On Nov. 28, the U of R student body received an email from University President Ralph Kuncl in response to the GOP tax bill. Kuncl’s letter specifically states the reasons he believes the bill could be potentially harmful to the University of Redlands community, such as employer tuition waiver assistance programs, taxation of endowments and elimination of lower-cost, tax-exempt bond financing for private universities, student loan interest deductions, Lifetime Learning Opportunity Credits, and charitable deductions.
According to the The Joint Committee on Taxation, the proposals are estimated to cost students and families pursuing higher education an additional $71 billion over the next 10 years.
The University of Redlands is a member of the Association of Independent California Colleges and Universities (AICCU). In his email, Kuncl referenced a letter released by the AICCU stating that “while simplifying the tax code is a worthwhile and important goal for our nation and economy, it should not be achieved at the expense of making it more difficult to obtain a college education or increasing the cost of education.”
The bill cites changes including the elimination of Student Loan Interest Deduction (SLID), which would increase difficulty for people to pay off student loan debt. According to AICCU’s letter, the current policy allows a filer to claim up to $2,500 of the interest paid on a qualified student loan. Therefore, filers can claim a deduction without having to itemize that deduction. The elimination of SLID would add an additional tax for those who are in need of student loan assistance in order to pursue their education. 12 million people benefitted from SLID in 2014. It is estimated that if eliminated, the cost of student loans by borrowers could go up by $24 billion in the next decade.
The bill would also eliminate tuition reduction for graduate students. According to the AICCU this would result in a tax increase for many graduate students, potentially discouraging them from pursuing further education.
The AICCU said they are opposed to multiple provisions made in the proposals and highlighted some parts of the bill that will affect institutions within the AICCU, like the U of R.
Both bill proposals include a 1.4 percent excise tax, (taxes paid when purchases are made on a specific good) on the investment income of certain nonprofit colleges and universities where there is an estimated endowment value at $250,000, per full-time student.
“This tax, coupled with the elimination of the tax-exempt bonds for nonprofit institutions, shows an explicit targeting of the private, nonprofit higher education sector,” the AICCU stated. “The result will further drive up costs and harm student access to independent institutions. This tax sets a precedent for all of higher education.”
According to the AICCU, six California institutions would be impacted by the excise tax: California Institute of Technology, Claremont McKenna College, Harvey Mudd College, Pomona College, Scripps College, and Stanford University.
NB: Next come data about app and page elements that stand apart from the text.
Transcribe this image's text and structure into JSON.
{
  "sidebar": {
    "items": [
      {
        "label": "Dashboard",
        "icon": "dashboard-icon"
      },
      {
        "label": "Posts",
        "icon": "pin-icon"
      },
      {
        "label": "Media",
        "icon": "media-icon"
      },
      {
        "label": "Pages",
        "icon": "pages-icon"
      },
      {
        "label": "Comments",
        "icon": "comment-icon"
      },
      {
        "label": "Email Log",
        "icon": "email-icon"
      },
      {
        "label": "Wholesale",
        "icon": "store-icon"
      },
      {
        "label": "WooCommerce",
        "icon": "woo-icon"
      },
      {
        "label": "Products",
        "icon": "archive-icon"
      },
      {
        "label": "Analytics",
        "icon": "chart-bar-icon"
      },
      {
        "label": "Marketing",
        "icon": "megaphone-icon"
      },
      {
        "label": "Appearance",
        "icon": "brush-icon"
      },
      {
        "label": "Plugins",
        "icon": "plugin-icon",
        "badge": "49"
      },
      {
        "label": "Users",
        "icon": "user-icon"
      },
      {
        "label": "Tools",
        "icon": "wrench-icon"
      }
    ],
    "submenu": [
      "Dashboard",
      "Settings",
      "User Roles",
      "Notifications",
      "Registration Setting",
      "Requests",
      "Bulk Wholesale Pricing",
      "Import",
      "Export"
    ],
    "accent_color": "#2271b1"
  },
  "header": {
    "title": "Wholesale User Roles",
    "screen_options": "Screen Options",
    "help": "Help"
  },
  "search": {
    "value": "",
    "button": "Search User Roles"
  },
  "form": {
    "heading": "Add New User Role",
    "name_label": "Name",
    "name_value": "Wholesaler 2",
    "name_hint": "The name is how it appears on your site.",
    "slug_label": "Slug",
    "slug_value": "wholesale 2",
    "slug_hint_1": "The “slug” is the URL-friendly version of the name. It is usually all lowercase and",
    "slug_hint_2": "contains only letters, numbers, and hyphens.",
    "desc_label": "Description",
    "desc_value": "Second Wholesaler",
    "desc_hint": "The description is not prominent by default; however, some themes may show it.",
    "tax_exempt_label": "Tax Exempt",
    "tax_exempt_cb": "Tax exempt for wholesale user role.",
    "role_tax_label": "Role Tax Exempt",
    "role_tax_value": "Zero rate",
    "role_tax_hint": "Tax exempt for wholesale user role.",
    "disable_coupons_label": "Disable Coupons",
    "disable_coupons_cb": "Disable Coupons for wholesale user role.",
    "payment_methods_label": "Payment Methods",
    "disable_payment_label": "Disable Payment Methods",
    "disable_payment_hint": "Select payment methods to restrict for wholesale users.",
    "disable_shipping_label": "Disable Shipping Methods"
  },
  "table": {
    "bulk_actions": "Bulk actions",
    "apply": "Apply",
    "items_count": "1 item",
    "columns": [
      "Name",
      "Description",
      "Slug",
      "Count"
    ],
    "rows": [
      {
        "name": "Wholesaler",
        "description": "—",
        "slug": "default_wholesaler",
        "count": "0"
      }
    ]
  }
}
Also, private activity bonds, used by nonprofit colleges to finance capital projects would be eliminated. According to the AICCU, this repeal would not allow these institutions to use lower-cost, tax-exempt bond financing. Essentially, the AICCU said it will raise the cost of new construction for facilities such as libraries or laboratories.
The bill would repeal the Lifetime Learning Credit that enables a fifth year of support for nontraditional students and those receiving job retraining that benefit from the American Opportunity Tax Credit (AOTC). The AICCU wrote, “we are extremely concerned that the ‘enhanced’ AOTC, as written, would simply preclude graduate students, part-time students, lifelong learners (particularly those seeking retraining), and any student taking longer than five years to complete their education, from accessing the AOTC.”
The bill would also discontinue the tuition waiver given to employees of institutions to help pay for their children’s tuition. It would also remove employer provided compensation for working students which incentivizes employers to provide up to $5,250 in tuition assistance.
Additionally, Charitable donations would be disincentivized. According to the AICCU, the proposed bills would lead to a decline in charitable donations and many institutions depend on charitable gifts in order to support teaching, research, faculty, cultural activities, libraries, and facilities. Financial aid can also be a product of charitable donations.
“As someone within our University community who values the lasting impact of higher education, you are strongly encouraged to reach out to your Congressional representatives and express your opposition to the proposed changes in tax policy, which will negatively affect higher education institutions including the University of Redlands,” Kuncl wrote in his email to the university.
“Staff from the offices of both Senators Feinstein and Harris have encouraged AICCU members to weigh in with the California Congressional Delegation,” Kuncl continued.
Kuncl’s letter encourages students and faculty to oppose the bill and included websites which provide information on effective ways for people to lend their voice and opinion on this matters including, charitable giving , endowments, students and families , campus employees, and higher education finance. He also provides resources for students interested in learning more about advocacy and tax reform, as well as contact information for Congressional representatives.
The GOP tax bill was passed by the House of Representatives on Nov. 21 and the Senate passed their respective bill early Saturday morning. Now, both chambers will have to come up with compromise on a final bill, which will then need to be signed by President Trump before it’s enacted into law.
photo courtesy of Halie West, Redlands Bulldog photo editor